Leslie Ullman

How does a spirit new to the world, baffled by the family domain and its customs, but above all curious, come to discover its essence? What does any child carry into the present from ancestors whose histories have been assimilated and long forgotten? These are among the questions poet Leslie Ullman explores in her sixth, and most personal, collection, as she re-invents the various selves that make up a person and then imagines how they might answer. In the process, what at first appears to be a chronicle of a mid-century childhood through coming of age to maturity becomes an interrogation of the very nature of the soul—its origins, its purpose, its evolution in a given lifetime. To this end, the persona of Little Soul muses at the heart of the search. Introduced as a half-wild creature unbound by maleness or femaleness, tentative and weightless as “a lone firefly lacing the dusk,” Little Soul at first flounders alongside the untried Selves but eventually comes to instruct and fuse with them. Sometimes humorous and gently satirical in their depictions of a middle-class America whose values seemed unassailable for a time, these poems ultimately reconstruct a personal history as they mull over the universal burdens of self-doubt, ambition, desire, disappointment and inevitable relinquishments, and then begin to taste the pleasures of traveling light. 

Who knew 21st-century soul-searching could cast such a spell? In this beguiling sequence, poet Leslie Ullman searches through the relics of her past, reassembling a private world with patience and precision. As readers, we enter it as if it were our own. Bringing ancestry, demography, philosophy, and Jungian psychology into play, Ullman summons vanished time, “seeing it afresh.” Open to any page, and “the ghosts come forward / through image, through dream, through / meandering guess. With its comic turns and keen-eyed observations, Little Soul and the Selves considers the meaning of a singular life and not only asks Who am I? but also poses the hardest question: What is the nature of a human soul? 

—Jody Bolz, The Near and Far

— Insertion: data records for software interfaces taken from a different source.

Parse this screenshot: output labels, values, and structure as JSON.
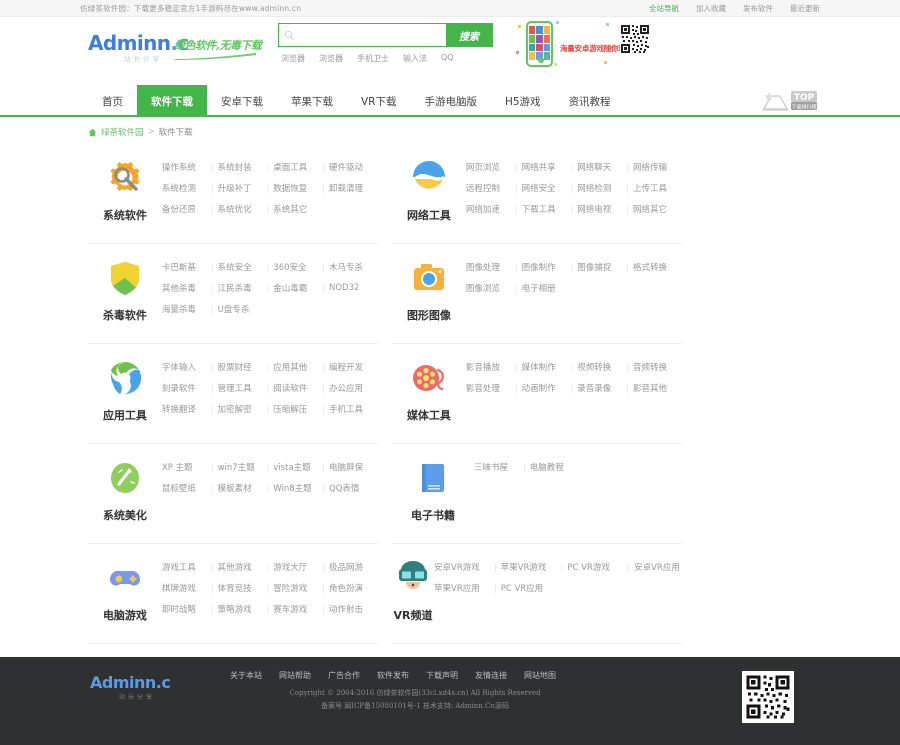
{
  "topbar": {
    "notice": "仿绿茶软件园：下载更多稳定官方1手游码尽在www.adminn.cn",
    "links": [
      {
        "label": "全站导航",
        "highlight": true
      },
      {
        "label": "加入收藏",
        "highlight": false
      },
      {
        "label": "发布软件",
        "highlight": false
      },
      {
        "label": "最近更新",
        "highlight": false
      }
    ]
  },
  "header": {
    "logo_text": "Adminn",
    "logo_suffix": ".c",
    "logo_sub": "站长分享",
    "logo_tagline": "绿色软件,无毒下载",
    "search": {
      "value": "",
      "placeholder": "",
      "button_label": "搜索",
      "icon": "search-icon"
    },
    "hot_words": [
      "浏览器",
      "浏览器",
      "手机卫士",
      "输入法",
      "QQ"
    ],
    "promo": {
      "text": "海量安卓游戏随你玩",
      "qr_label": "qr-code-icon"
    }
  },
  "nav": {
    "items": [
      {
        "label": "首页",
        "active": false
      },
      {
        "label": "软件下载",
        "active": true
      },
      {
        "label": "安卓下载",
        "active": false
      },
      {
        "label": "苹果下载",
        "active": false
      },
      {
        "label": "VR下载",
        "active": false
      },
      {
        "label": "手游电脑版",
        "active": false
      },
      {
        "label": "H5游戏",
        "active": false
      },
      {
        "label": "资讯教程",
        "active": false
      }
    ],
    "badge": {
      "label": "TOP",
      "sub": "下载排行榜"
    }
  },
  "breadcrumb": {
    "home_icon": "home-icon",
    "root": "绿茶软件园",
    "separator": ">",
    "current": "软件下载"
  },
  "categories": [
    {
      "name": "系统软件",
      "icon": "gear-wrench-icon",
      "color": "#f5a623",
      "rows": [
        [
          "操作系统",
          "系统封装",
          "桌面工具",
          "硬件驱动"
        ],
        [
          "系统检测",
          "升级补丁",
          "数据恢复",
          "卸载清理"
        ],
        [
          "备份还原",
          "系统优化",
          "系统其它"
        ]
      ]
    },
    {
      "name": "网络工具",
      "icon": "globe-icon",
      "color": "#4aa3e8",
      "rows": [
        [
          "网页浏览",
          "网络共享",
          "网络聊天",
          "网络传输"
        ],
        [
          "远程控制",
          "网络安全",
          "网络检测",
          "上传工具"
        ],
        [
          "网络加速",
          "下载工具",
          "网络电视",
          "网络其它"
        ]
      ]
    },
    {
      "name": "杀毒软件",
      "icon": "shield-icon",
      "color": "#6cc24a",
      "rows": [
        [
          "卡巴斯基",
          "系统安全",
          "360安全",
          "木马专杀"
        ],
        [
          "其他杀毒",
          "江民杀毒",
          "金山毒霸",
          "NOD32"
        ],
        [
          "海量杀毒",
          "U盘专杀"
        ]
      ]
    },
    {
      "name": "图形图像",
      "icon": "camera-icon",
      "color": "#f7b13a",
      "rows": [
        [
          "图像处理",
          "图像制作",
          "图像捕捉",
          "格式转换"
        ],
        [
          "图像浏览",
          "电子相册"
        ]
      ]
    },
    {
      "name": "应用工具",
      "icon": "recycle-icon",
      "color": "#4aa3e8",
      "rows": [
        [
          "字体输入",
          "股票财经",
          "应用其他",
          "编程开发"
        ],
        [
          "刻录软件",
          "管理工具",
          "阅读软件",
          "办公应用"
        ],
        [
          "转换翻译",
          "加密解密",
          "压缩解压",
          "手机工具"
        ]
      ]
    },
    {
      "name": "媒体工具",
      "icon": "film-reel-icon",
      "color": "#f2675f",
      "rows": [
        [
          "影音播放",
          "媒体制作",
          "视频转换",
          "音频转换"
        ],
        [
          "影音处理",
          "动画制作",
          "录音录像",
          "影音其他"
        ]
      ]
    },
    {
      "name": "系统美化",
      "icon": "brush-icon",
      "color": "#8ccf5a",
      "rows": [
        [
          "XP 主题",
          "win7主题",
          "vista主题",
          "电脑屏保"
        ],
        [
          "鼠标壁纸",
          "模板素材",
          "Win8主题",
          "QQ表情"
        ]
      ]
    },
    {
      "name": "电子书籍",
      "icon": "book-icon",
      "color": "#5a9ee8",
      "rows": [
        [
          "三味书屋",
          "电脑教程"
        ]
      ]
    },
    {
      "name": "电脑游戏",
      "icon": "gamepad-icon",
      "color": "#7b97e8",
      "rows": [
        [
          "游戏工具",
          "其他游戏",
          "游戏大厅",
          "极品网游"
        ],
        [
          "棋牌游戏",
          "体育竞技",
          "冒险游戏",
          "角色扮演"
        ],
        [
          "即时战略",
          "策略游戏",
          "赛车游戏",
          "动作射击"
        ]
      ]
    },
    {
      "name": "VR频道",
      "icon": "vr-headset-icon",
      "color": "#3aa6a6",
      "wide": true,
      "rows": [
        [
          "安卓VR游戏",
          "苹果VR游戏",
          "PC VR游戏",
          "安卓VR应用"
        ],
        [
          "苹果VR应用",
          "PC VR应用"
        ]
      ]
    }
  ],
  "footer": {
    "logo_text": "Adminn",
    "logo_suffix": ".c",
    "logo_sub": "站长分享",
    "links": [
      "关于本站",
      "网站帮助",
      "广告合作",
      "软件发布",
      "下载声明",
      "友情连接",
      "网站地图"
    ],
    "copyright_line1": "Copyright © 2004-2016 仿绿茶软件园(33cl.xd4s.cn) All Rights Reserved",
    "copyright_line2": "备案号 闽ICP备15080101号-1 技术支持: Adminn.Cn源码",
    "qr_label": "qr-code-icon"
  }
}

In her poetic sequence, Little Soul and the Selves, Leslie Ullman offers a rich and rewarding commentary on the multiplicity of roles life demands of us and the undefinable, but felt, unity of consciousness that underlies them. To browse the list of poem titles alone is delicious: “Little Soul Remembers,” “Little Soul Comes Across Lines by George Seferis,” “The Selves Channel the Day the Parents Met,” “If Little Soul and the Selves Were a Rock Band….” Playfully side-stepping the perils of direct philosophical inquiry, Ullman avoids the weighty “I” of confession and turns autobiography into a series of adventures, a profound questioning of human identity and the forces that tear at it. These are supple, athletic poems, full of the thisness of the world, touching lightly and with elegance on the larger questions.

—Jean Nordhaus, Memos from the Broken World

Leslie Ullman is the author of six poetry collections and a hybrid collection of craft essays, writing exercises, and poems titled Library of Small Happiness (3: A Taos Press, 2017). A new collection based on Brian Eno’s The Oblique Strategies, titled Unruly Tree, will be published in 2024 by University of New Mexico Press. Professor Emerita at University of Texas-El Paso where she taught for 27 years and established the Bilingual MFA Program, she remains a faculty member in the low-residency MFA program at Vermont College of the Fine Arts. Her awards include the Yale Series of Younger Poets Award, the Iowa Poetry Prize, two NEA fellowships and a New Mexico/Arizona Book Award for Poetry. She and her husband Erik live in Taos, New Mexico.